(EXERCISE PROMPT): Extract every line from the records below that contains the word "share".

START MATERIAL FOR THE TASK

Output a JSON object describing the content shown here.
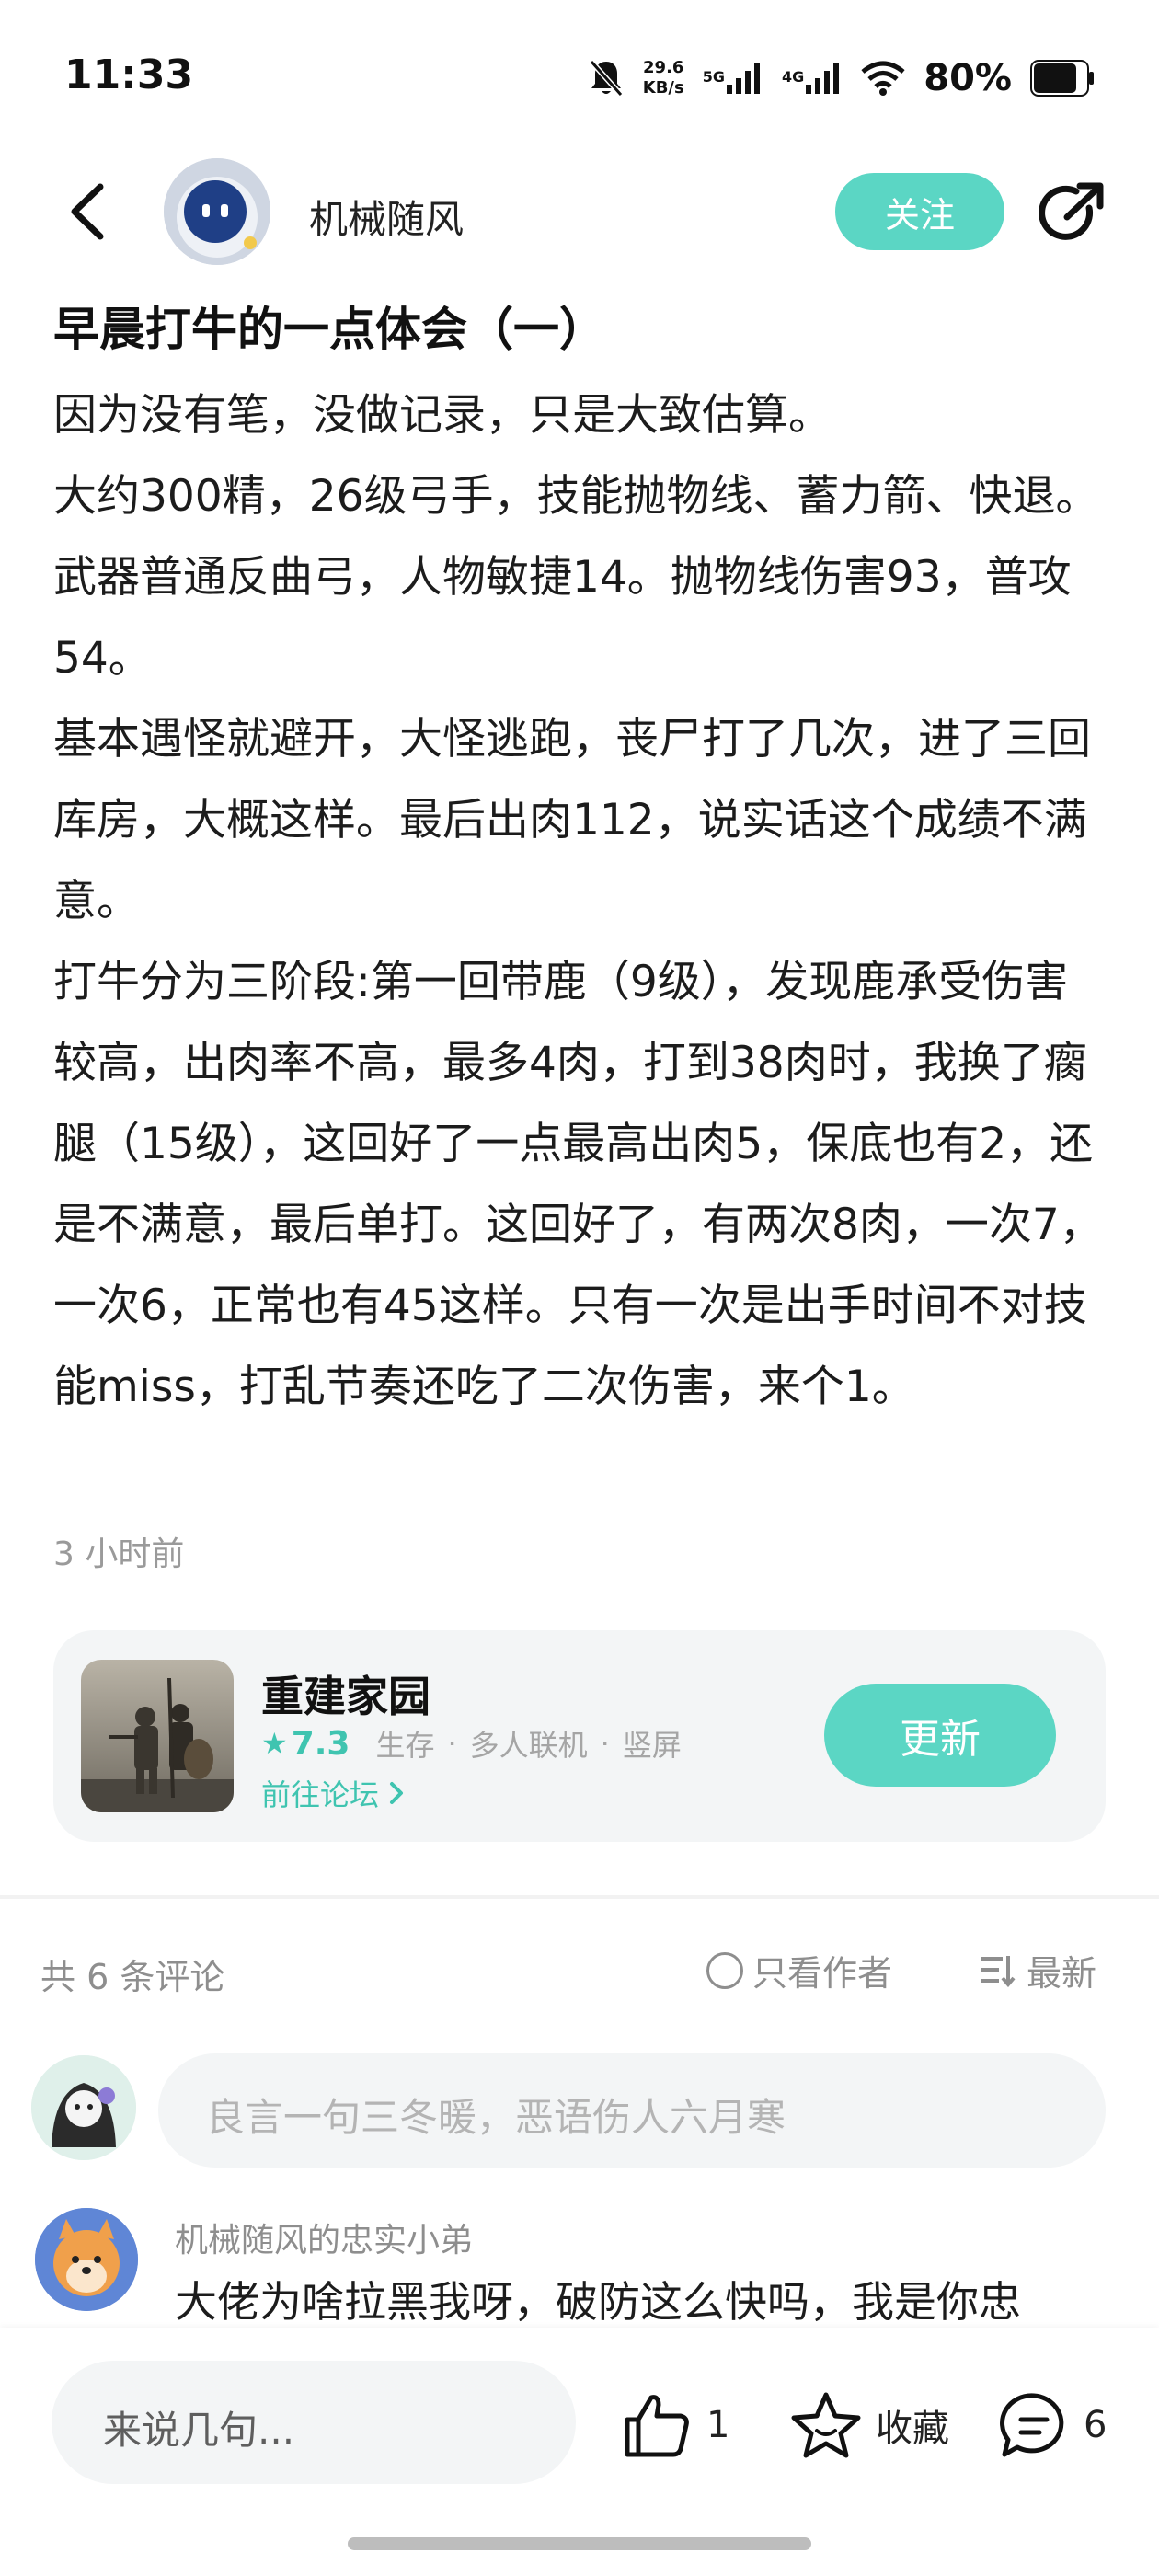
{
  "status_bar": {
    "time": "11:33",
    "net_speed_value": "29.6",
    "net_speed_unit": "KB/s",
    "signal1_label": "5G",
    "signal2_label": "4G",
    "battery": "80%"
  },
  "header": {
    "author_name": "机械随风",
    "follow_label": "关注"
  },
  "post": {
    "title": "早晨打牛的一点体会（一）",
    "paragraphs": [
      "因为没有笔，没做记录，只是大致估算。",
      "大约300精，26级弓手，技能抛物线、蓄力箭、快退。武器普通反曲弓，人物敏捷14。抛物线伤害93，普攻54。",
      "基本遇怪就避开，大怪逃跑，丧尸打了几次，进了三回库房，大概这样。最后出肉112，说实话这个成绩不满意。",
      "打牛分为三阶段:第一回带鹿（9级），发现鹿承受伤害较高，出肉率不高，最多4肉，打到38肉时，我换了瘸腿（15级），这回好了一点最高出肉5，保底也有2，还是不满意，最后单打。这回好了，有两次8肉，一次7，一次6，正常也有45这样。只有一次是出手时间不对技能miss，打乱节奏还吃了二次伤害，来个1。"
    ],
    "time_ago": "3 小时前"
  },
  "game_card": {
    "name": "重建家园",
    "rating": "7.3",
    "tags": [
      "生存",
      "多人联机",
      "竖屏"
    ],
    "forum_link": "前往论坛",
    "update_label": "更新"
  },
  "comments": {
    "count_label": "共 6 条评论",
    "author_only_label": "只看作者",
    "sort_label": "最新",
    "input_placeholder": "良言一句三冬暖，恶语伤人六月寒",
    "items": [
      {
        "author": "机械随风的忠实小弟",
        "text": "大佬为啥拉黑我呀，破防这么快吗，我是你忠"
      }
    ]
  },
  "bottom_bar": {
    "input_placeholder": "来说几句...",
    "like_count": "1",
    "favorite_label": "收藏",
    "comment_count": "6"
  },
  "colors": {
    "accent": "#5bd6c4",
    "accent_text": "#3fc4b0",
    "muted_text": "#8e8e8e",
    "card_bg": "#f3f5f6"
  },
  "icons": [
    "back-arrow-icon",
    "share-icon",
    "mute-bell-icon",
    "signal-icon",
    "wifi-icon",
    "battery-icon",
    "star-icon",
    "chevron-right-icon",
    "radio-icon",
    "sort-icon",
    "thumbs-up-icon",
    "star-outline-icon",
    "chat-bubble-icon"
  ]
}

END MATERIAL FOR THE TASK
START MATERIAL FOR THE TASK

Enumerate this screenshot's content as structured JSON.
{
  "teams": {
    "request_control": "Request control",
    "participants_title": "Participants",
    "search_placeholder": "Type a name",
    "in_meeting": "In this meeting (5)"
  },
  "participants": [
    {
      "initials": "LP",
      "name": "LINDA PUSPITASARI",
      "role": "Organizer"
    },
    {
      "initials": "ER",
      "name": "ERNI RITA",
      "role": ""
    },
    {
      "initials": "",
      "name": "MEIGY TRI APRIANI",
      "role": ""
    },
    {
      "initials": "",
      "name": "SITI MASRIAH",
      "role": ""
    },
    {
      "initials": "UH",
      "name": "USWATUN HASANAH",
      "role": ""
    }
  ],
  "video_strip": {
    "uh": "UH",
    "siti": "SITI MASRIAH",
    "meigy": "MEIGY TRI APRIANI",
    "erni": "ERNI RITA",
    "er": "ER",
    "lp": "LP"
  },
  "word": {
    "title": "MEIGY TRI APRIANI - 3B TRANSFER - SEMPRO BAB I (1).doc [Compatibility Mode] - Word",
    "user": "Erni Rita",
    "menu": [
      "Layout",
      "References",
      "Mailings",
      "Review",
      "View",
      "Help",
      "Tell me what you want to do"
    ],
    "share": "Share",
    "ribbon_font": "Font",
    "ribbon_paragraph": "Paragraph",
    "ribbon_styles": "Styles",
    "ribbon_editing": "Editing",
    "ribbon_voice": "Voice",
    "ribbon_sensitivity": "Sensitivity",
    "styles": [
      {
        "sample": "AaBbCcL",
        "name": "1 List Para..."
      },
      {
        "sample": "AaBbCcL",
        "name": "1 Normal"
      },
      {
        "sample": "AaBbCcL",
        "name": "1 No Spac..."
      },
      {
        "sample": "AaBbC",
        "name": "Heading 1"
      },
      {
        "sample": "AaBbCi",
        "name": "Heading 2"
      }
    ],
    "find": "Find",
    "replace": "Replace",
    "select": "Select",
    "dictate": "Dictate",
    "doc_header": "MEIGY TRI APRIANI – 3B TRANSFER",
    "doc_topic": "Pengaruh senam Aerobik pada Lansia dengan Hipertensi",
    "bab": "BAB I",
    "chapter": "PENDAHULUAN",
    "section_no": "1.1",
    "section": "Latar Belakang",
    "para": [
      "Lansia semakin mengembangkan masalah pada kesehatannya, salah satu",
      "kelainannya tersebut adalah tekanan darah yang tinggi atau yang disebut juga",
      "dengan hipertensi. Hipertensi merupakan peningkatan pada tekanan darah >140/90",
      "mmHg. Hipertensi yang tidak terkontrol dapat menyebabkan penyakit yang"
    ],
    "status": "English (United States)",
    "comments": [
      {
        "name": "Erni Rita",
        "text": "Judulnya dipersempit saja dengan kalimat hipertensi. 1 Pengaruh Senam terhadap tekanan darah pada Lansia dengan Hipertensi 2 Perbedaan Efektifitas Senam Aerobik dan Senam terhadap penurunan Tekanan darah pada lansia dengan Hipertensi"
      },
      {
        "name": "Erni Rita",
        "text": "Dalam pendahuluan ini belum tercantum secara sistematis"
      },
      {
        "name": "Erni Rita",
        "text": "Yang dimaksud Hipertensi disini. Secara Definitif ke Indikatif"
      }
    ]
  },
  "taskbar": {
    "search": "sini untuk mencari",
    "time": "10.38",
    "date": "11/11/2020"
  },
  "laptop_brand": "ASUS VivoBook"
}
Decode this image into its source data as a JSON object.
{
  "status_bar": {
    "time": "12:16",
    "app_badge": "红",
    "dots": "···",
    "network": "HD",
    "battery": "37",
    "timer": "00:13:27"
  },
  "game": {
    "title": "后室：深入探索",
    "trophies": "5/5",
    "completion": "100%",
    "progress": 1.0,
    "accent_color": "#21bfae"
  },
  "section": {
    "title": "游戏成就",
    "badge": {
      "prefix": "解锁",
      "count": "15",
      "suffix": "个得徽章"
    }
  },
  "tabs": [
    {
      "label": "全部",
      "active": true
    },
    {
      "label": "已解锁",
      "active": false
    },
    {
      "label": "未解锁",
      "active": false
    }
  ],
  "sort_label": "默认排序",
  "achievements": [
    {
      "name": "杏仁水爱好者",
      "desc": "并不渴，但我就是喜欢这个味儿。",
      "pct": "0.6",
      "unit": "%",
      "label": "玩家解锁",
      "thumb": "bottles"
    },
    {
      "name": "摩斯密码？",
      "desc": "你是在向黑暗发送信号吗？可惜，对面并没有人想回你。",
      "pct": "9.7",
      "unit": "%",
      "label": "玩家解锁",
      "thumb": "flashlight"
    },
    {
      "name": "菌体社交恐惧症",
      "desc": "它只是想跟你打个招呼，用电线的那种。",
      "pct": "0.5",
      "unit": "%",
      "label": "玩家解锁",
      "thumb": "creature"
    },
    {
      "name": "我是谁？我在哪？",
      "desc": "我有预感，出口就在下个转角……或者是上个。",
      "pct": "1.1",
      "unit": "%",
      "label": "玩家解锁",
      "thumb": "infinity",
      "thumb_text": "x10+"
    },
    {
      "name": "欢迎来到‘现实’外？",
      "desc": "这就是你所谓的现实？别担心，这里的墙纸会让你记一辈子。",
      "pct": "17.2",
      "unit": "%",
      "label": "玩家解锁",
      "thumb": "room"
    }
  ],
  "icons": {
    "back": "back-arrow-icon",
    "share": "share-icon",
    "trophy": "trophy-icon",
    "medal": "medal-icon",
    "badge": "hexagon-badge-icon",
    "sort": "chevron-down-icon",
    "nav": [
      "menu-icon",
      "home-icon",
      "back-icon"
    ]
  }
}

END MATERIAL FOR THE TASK

(ANSWER):
    "share-icon",
    "share": "Share",
    "share": "share-icon",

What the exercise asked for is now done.